Thursday, April 23, 2009


Erythromycin is a macrolide antibiotic which is used when the patient has an allergy to penicillins, for it has an antimicrobial spectrum similar to penicillin. It used in the treatment of respiratory tract infections, and has better coverage of atypical organisms, including mycoplasma and Legionellosis. It is no longer recommended by the American Heart Association and the American Dental Association for treatment of bacterial endocarditis in patients hypersensitive to penicillin.

Erythromycin is a macrocyclic compound which contains a 14-membered lactone ring with ten asymmetric centers and two sugars (L-cladinose and D-desoamine), which makes it very difficult to produce via synthetic methods.

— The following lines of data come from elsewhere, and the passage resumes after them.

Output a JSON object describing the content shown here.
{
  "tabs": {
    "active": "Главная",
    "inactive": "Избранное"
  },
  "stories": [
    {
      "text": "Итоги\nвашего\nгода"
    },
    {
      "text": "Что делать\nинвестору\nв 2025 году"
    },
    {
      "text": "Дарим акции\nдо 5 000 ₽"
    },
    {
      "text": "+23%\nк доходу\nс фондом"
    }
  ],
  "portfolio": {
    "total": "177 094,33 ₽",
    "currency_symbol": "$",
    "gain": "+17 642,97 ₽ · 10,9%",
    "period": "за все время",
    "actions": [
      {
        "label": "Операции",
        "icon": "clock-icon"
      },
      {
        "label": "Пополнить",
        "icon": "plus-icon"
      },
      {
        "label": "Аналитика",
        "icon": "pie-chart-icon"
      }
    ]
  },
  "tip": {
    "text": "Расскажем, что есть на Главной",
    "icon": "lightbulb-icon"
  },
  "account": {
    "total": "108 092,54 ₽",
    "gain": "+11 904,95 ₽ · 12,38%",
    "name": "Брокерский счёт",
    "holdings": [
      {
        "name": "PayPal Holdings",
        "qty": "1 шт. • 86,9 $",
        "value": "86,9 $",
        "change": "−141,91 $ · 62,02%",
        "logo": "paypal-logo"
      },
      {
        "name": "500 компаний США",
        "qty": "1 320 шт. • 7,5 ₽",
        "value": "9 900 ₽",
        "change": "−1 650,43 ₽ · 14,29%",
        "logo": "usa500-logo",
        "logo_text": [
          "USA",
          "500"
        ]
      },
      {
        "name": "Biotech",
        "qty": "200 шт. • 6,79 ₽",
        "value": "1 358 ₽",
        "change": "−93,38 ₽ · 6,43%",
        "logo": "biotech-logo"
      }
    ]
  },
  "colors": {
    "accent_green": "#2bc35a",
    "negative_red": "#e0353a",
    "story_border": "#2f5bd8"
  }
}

Erythromycin is produced from a strain of the actinomycete Saccharopolyspora erythraea, formerly known as Streptomyces erythraeus. It is administered orally under the brand name of Eryc.